TASK DETAILS
Look through the material below and return every line that contains "JSON".

PROVIDED DATA
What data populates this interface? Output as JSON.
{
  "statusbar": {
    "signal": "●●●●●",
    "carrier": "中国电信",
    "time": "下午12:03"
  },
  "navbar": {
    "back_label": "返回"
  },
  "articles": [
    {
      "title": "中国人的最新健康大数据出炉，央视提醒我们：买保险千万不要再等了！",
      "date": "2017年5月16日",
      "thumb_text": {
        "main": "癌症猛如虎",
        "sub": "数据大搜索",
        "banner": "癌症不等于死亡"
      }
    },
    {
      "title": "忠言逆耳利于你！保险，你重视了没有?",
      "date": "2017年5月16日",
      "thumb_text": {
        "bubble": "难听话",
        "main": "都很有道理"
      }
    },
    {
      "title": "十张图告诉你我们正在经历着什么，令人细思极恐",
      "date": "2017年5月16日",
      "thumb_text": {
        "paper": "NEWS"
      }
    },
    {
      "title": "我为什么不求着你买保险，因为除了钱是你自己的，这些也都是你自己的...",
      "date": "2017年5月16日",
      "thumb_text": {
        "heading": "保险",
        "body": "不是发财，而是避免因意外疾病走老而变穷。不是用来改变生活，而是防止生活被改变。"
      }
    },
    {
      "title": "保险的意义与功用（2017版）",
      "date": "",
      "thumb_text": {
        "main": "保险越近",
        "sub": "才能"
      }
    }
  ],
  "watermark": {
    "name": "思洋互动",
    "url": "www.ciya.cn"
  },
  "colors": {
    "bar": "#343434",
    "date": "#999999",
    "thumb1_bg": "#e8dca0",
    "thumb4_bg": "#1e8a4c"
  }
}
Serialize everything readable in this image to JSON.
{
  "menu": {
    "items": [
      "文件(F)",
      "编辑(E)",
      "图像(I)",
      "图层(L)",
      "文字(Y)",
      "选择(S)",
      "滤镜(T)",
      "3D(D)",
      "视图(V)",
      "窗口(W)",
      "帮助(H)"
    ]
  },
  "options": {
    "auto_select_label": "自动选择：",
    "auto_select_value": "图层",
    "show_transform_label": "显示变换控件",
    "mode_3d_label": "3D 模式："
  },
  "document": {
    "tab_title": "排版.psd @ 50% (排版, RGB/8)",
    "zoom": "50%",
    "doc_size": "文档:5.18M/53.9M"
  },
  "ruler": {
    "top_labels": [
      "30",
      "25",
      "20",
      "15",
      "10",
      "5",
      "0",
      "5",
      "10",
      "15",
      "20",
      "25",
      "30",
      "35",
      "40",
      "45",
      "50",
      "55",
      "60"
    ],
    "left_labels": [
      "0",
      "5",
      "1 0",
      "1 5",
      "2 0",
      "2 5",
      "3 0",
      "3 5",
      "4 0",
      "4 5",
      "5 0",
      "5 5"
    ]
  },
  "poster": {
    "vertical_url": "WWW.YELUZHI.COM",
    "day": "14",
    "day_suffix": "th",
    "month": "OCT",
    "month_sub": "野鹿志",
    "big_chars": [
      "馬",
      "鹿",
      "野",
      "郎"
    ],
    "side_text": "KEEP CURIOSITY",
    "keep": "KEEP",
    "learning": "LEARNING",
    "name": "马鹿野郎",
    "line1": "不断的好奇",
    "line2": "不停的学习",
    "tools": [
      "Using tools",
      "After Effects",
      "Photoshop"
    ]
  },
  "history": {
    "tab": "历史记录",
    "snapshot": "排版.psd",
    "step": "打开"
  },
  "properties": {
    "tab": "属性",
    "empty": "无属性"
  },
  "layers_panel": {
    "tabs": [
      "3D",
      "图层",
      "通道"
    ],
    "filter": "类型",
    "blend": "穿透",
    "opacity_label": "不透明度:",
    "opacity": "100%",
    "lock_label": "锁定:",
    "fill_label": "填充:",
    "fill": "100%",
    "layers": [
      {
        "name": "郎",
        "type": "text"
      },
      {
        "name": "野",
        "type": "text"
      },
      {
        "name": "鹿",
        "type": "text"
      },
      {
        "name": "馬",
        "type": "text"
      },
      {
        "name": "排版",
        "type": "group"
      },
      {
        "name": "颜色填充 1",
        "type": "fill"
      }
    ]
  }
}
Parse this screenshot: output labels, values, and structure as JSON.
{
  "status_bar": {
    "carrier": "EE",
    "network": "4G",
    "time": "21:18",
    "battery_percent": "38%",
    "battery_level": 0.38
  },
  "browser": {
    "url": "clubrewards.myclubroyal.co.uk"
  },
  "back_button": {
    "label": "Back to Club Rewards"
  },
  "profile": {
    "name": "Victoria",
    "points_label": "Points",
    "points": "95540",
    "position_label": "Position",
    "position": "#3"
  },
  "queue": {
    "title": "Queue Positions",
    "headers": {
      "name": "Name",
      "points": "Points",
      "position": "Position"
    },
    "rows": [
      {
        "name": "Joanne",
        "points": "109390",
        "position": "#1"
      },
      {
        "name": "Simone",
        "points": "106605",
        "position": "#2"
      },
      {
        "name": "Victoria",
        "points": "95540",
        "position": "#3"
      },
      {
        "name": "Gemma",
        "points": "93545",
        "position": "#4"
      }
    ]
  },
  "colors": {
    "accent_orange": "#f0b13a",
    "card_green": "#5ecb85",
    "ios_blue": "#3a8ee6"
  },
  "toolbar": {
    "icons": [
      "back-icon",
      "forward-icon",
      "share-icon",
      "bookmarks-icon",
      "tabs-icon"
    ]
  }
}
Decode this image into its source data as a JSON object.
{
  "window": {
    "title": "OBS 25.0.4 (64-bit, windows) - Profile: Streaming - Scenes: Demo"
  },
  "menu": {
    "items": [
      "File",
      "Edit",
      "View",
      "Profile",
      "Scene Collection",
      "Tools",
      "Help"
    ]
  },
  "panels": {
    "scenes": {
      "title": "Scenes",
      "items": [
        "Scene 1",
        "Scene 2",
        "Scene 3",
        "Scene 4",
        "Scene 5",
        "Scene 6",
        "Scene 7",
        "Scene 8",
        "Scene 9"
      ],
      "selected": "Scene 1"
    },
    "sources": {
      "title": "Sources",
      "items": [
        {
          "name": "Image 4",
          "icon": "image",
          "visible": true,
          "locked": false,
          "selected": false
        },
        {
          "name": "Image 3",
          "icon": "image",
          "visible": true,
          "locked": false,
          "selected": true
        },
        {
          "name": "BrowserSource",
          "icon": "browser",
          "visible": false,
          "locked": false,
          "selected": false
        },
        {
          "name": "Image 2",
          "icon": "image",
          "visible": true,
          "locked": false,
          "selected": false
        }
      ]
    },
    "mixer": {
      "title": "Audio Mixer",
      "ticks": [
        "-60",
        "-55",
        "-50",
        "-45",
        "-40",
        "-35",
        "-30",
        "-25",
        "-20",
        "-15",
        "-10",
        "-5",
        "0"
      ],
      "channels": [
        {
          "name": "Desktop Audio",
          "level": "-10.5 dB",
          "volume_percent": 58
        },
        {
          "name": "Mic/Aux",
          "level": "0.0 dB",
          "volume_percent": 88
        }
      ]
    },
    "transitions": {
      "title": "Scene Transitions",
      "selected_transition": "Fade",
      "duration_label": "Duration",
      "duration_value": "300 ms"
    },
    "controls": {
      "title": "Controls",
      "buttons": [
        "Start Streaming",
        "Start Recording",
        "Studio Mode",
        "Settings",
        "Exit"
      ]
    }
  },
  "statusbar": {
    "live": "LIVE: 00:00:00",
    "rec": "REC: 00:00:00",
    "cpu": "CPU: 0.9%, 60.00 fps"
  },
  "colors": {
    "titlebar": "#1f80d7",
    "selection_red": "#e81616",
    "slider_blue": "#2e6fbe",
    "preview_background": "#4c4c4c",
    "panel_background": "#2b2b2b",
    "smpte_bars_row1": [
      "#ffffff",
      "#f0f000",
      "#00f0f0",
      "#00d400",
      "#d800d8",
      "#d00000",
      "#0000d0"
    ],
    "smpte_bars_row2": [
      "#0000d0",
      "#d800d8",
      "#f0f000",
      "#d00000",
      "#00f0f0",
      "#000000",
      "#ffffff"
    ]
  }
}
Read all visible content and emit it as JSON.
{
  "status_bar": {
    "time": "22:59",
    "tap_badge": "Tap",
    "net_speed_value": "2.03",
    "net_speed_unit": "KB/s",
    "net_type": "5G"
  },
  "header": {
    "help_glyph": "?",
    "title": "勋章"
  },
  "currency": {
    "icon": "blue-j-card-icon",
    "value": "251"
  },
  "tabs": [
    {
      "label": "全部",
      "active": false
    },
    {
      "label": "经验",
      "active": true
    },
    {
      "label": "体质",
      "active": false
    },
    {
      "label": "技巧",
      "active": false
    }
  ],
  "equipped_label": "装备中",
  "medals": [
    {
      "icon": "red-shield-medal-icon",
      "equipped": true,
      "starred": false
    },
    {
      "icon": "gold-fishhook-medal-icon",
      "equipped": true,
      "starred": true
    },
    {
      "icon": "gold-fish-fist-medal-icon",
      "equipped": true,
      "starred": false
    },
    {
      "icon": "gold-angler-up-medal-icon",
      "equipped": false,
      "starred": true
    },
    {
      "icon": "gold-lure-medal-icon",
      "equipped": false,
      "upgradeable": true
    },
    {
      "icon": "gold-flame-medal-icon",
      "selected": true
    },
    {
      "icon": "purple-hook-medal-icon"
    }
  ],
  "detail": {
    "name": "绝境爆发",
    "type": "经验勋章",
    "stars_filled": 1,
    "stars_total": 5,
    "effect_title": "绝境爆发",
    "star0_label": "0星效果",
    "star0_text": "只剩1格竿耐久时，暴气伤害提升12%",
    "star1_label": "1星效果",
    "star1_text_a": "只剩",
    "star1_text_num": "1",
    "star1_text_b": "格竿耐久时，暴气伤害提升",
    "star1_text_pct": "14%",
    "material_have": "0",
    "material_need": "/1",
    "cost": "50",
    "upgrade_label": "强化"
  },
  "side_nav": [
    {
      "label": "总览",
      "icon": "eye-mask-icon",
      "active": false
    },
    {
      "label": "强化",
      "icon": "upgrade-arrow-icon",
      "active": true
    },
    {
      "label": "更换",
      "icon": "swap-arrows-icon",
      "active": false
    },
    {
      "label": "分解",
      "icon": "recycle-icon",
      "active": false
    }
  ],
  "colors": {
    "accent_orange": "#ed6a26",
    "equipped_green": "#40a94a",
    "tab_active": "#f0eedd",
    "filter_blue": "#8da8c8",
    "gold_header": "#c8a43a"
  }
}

WRITTEN ANSWER
What data populates this interface? Output as JSON.
Serialize everything readable in this image to JSON.
Parse this screenshot: output labels, values, and structure as JSON.
Decode this image into its source data as a JSON object.
Read all visible content and emit it as JSON.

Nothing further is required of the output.